“One of my big priorities for the year is to fill out [OCSIT’s] portfolio of products and services around citizen experience,” she said.
Likewise, 18F will play a greater role going forward, Chrousos said, putting it on the same level as OCSIT in importance despite its short existence. The two, both under her leadership, will collaborate more, especially as 18F grows. Right now, they’re working together on Connect.gov and they also partnered on a recent $100 million cloud services deal.
Within the next 12 months or so, the digital services shop hopes to hire another 130 people, and it will play a key part in the hiring of the technologists who will run the new digital service teams being launched around government.
Despite her ambitious goals to reinvent GSA’s customer service, Chrousos is limiting her time at GSA to two years, mentioning the timeline frequently when talking about her plans. And that means she has to plunge headlong into her associate administrator role to make the biggest impact in the short time.

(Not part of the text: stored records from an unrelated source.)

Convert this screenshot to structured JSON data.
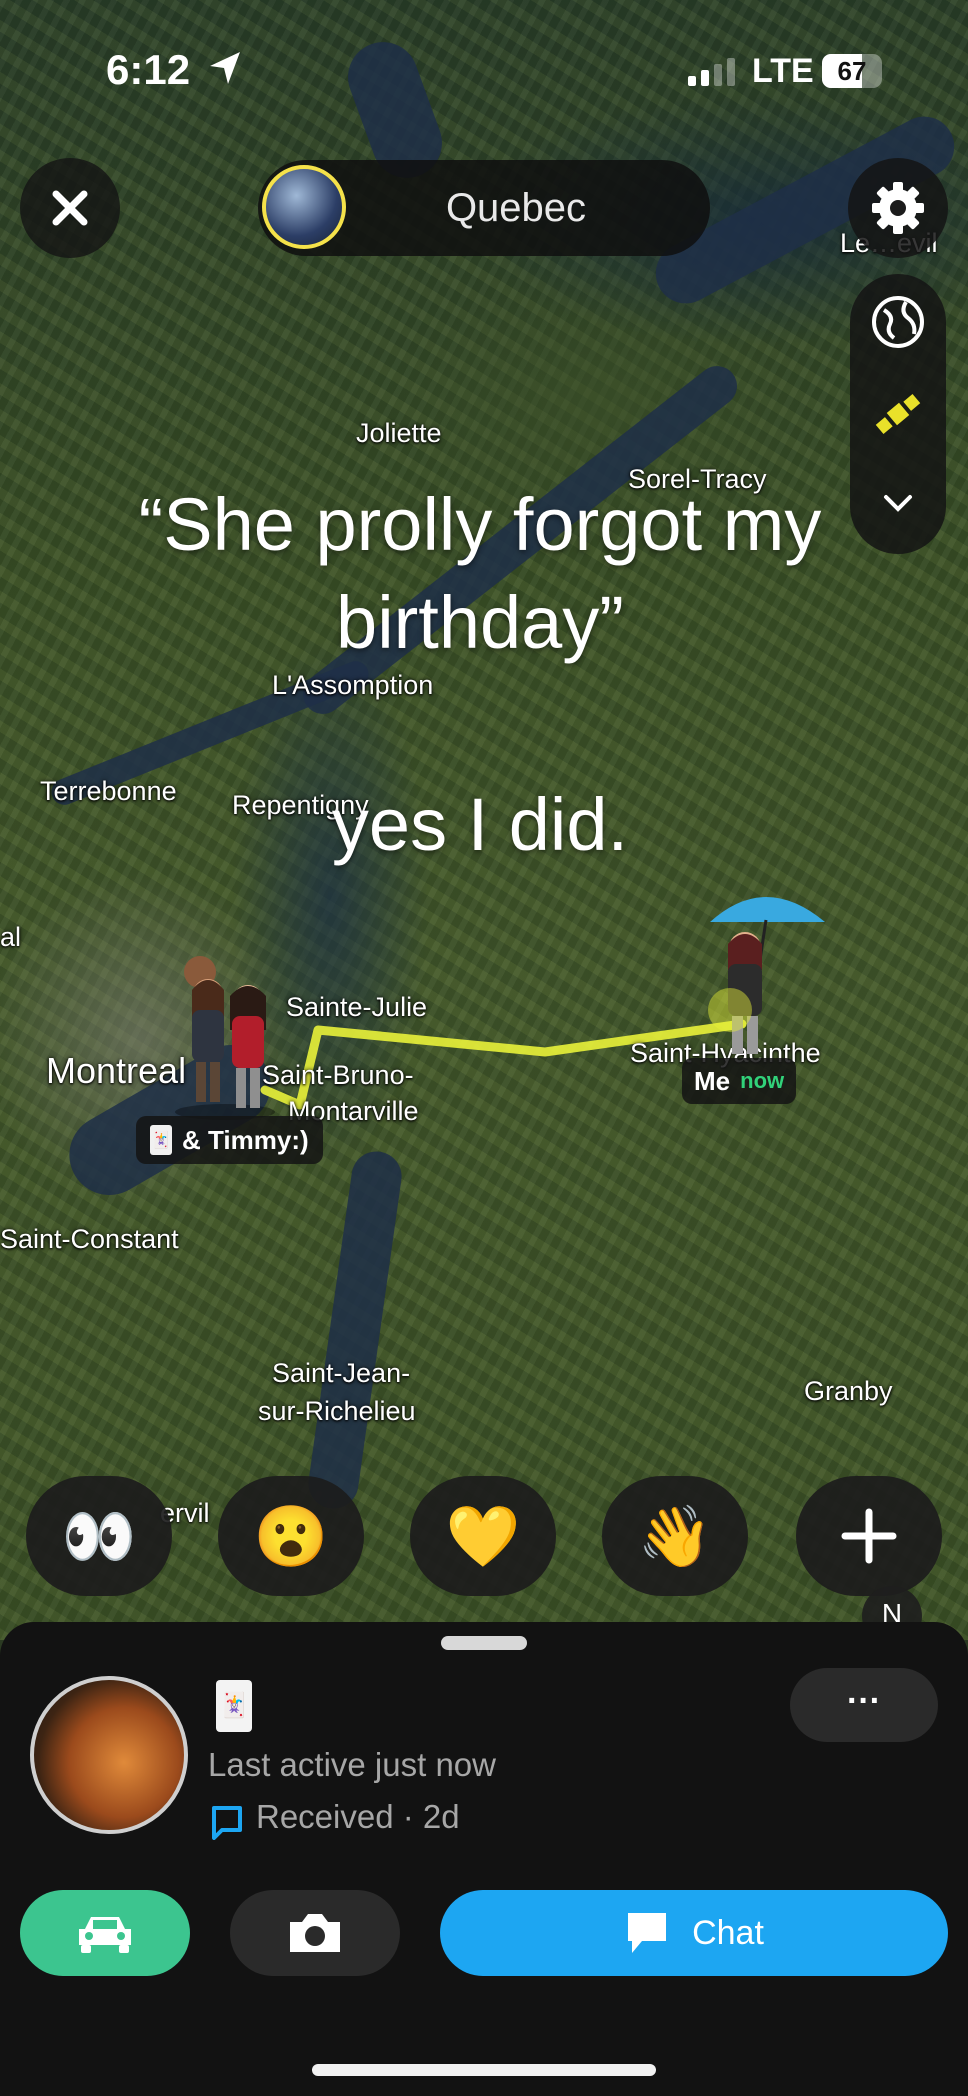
{
  "status_bar": {
    "time": "6:12",
    "network": "LTE",
    "battery": "67",
    "battery_level": 67
  },
  "header": {
    "title": "Quebec",
    "close_icon": "close-icon",
    "settings_icon": "gear-icon"
  },
  "side_controls": {
    "globe_icon": "globe-icon",
    "satellite_icon": "satellite-icon",
    "expand_icon": "chevron-down-icon"
  },
  "caption": {
    "line1": "“She prolly forgot my birthday”",
    "line2": "yes I did."
  },
  "map": {
    "places": [
      {
        "name": "Le…evil"
      },
      {
        "name": "Joliette"
      },
      {
        "name": "Sorel-Tracy"
      },
      {
        "name": "L'Assomption"
      },
      {
        "name": "Terrebonne"
      },
      {
        "name": "Repentigny"
      },
      {
        "name": "al"
      },
      {
        "name": "Sainte-Julie"
      },
      {
        "name": "Montreal"
      },
      {
        "name": "Saint-Bruno-"
      },
      {
        "name": "Montarville"
      },
      {
        "name": "Saint-Hyacinthe"
      },
      {
        "name": "Saint-Constant"
      },
      {
        "name": "Saint-Jean-"
      },
      {
        "name": "sur-Richelieu"
      },
      {
        "name": "Granby"
      },
      {
        "name": "ervil"
      }
    ],
    "friend_tag": "& Timmy:)",
    "me_tag": {
      "label": "Me",
      "status": "now"
    },
    "route_color": "#e9f23a"
  },
  "reactions": [
    {
      "emoji": "👀",
      "name": "eyes"
    },
    {
      "emoji": "😮",
      "name": "surprised"
    },
    {
      "emoji": "💛",
      "name": "yellow-heart"
    },
    {
      "emoji": "👋",
      "name": "wave"
    }
  ],
  "compass": "N",
  "profile": {
    "card_glyph": "🃏",
    "last_active": "Last active just now",
    "received": "Received · 2d",
    "more_label": "···"
  },
  "actions": {
    "chat_label": "Chat",
    "car_icon": "car-icon",
    "camera_icon": "camera-icon",
    "chat_icon": "chat-bubble-icon"
  },
  "colors": {
    "accent_blue": "#1da6f2",
    "accent_green": "#3cc58f",
    "avatar_ring": "#f5e24a"
  }
}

“I’ve got two years here. And I really do believe in the tech corps mentality,” she said. “I’m not building an empire, I’m not staying in government, I’m not trying to build a political career. I’m just trying to do something good and then go back to my life. So I feel every day like there’s a timeline to this.”
That said, she’s surprised by how much she’s enjoying her work so far.
“I thought this would be hard but important,” she said, but it turns out the work so far has been “hard but important but fun.”